-- Opening Marker --
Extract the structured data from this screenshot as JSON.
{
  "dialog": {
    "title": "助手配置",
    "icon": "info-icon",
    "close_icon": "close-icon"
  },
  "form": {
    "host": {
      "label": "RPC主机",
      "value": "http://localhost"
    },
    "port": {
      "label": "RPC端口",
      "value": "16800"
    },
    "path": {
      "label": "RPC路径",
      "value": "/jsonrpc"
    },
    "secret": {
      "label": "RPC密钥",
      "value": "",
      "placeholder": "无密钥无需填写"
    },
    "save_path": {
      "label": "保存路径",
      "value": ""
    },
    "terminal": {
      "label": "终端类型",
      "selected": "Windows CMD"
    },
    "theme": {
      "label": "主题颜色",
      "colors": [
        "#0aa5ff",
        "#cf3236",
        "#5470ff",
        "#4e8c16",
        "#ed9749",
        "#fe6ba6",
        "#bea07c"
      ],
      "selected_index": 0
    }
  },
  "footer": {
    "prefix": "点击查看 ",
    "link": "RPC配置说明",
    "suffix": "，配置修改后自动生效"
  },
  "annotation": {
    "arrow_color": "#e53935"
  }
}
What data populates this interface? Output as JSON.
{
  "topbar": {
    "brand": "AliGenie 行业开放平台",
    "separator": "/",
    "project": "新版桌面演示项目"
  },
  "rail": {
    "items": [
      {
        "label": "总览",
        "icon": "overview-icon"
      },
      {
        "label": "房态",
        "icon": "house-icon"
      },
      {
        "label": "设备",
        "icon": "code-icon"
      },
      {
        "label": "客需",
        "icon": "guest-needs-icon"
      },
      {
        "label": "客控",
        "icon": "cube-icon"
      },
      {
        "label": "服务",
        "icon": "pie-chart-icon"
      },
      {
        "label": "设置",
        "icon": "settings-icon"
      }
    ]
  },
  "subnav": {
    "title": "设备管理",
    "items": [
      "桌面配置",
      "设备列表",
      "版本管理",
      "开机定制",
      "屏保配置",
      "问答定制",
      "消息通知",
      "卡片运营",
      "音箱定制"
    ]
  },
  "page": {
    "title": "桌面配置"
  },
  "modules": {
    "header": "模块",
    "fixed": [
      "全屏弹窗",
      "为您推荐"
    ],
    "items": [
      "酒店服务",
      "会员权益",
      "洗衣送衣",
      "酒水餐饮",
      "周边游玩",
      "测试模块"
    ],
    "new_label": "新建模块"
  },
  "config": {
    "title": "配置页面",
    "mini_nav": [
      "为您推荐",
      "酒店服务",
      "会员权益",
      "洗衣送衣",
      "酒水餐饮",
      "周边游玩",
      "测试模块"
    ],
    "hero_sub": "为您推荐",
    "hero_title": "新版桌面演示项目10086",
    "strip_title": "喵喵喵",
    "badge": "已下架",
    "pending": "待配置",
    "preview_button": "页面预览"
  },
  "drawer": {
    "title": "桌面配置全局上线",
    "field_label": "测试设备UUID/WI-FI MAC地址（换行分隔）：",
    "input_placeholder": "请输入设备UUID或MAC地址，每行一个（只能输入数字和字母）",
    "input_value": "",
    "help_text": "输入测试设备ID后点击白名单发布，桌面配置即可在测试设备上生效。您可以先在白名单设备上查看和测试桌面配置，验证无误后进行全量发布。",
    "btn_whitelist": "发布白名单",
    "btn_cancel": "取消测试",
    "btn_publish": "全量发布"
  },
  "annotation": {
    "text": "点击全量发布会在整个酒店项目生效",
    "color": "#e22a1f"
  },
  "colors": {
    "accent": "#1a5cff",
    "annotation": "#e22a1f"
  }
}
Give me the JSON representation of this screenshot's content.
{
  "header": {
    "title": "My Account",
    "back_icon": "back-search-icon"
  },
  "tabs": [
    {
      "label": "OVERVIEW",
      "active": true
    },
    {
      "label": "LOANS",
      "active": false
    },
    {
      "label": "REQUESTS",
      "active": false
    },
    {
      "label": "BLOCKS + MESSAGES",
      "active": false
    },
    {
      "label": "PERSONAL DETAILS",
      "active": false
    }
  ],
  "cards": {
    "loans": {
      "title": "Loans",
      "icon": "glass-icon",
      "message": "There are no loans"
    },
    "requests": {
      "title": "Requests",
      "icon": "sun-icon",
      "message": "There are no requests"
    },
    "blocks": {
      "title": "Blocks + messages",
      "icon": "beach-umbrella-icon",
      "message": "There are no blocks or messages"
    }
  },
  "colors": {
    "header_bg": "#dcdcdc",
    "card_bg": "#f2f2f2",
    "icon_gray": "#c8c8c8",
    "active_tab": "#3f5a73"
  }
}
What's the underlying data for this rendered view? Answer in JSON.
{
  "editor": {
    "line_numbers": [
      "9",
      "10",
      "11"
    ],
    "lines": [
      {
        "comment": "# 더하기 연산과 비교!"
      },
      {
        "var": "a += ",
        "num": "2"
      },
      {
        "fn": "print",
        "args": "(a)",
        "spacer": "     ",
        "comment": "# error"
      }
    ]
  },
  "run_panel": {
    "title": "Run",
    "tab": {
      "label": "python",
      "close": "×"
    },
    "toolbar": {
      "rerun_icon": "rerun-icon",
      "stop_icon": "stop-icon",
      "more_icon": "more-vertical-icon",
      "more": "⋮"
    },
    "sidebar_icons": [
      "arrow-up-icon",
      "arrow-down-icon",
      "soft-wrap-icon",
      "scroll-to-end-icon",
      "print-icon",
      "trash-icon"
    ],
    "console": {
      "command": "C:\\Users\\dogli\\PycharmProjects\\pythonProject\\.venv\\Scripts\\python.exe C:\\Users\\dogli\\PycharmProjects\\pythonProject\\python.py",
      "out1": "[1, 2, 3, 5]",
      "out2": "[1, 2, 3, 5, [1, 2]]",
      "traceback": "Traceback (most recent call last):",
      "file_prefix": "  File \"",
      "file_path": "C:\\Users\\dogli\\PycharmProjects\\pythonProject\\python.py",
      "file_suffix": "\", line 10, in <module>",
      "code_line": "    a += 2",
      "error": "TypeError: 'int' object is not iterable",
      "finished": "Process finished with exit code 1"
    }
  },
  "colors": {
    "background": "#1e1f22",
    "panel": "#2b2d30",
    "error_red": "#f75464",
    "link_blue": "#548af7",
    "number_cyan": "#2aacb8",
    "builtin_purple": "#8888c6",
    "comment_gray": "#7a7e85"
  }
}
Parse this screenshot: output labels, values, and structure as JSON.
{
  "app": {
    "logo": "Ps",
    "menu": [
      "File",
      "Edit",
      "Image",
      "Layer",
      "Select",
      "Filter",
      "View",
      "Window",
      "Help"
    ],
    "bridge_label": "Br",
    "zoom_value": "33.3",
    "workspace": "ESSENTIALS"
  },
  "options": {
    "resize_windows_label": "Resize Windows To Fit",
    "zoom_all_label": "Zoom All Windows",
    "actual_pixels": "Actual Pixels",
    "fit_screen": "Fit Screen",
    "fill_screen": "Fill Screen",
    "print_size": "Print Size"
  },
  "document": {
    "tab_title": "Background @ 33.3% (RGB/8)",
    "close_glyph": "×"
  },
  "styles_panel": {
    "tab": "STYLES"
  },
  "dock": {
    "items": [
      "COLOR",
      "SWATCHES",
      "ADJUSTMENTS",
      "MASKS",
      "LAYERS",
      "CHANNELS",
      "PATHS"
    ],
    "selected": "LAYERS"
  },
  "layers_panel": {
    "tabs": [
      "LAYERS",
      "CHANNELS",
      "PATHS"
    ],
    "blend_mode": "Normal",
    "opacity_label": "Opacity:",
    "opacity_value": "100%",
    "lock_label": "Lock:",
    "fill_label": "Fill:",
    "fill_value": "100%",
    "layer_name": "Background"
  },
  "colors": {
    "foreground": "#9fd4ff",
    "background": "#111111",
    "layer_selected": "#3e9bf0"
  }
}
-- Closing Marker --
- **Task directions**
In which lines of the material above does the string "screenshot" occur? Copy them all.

- **Written answer**
Extract the structured data from this screenshot as JSON.
Give me the JSON representation of this screenshot's content.
Parse this screenshot: output labels, values, and structure as JSON.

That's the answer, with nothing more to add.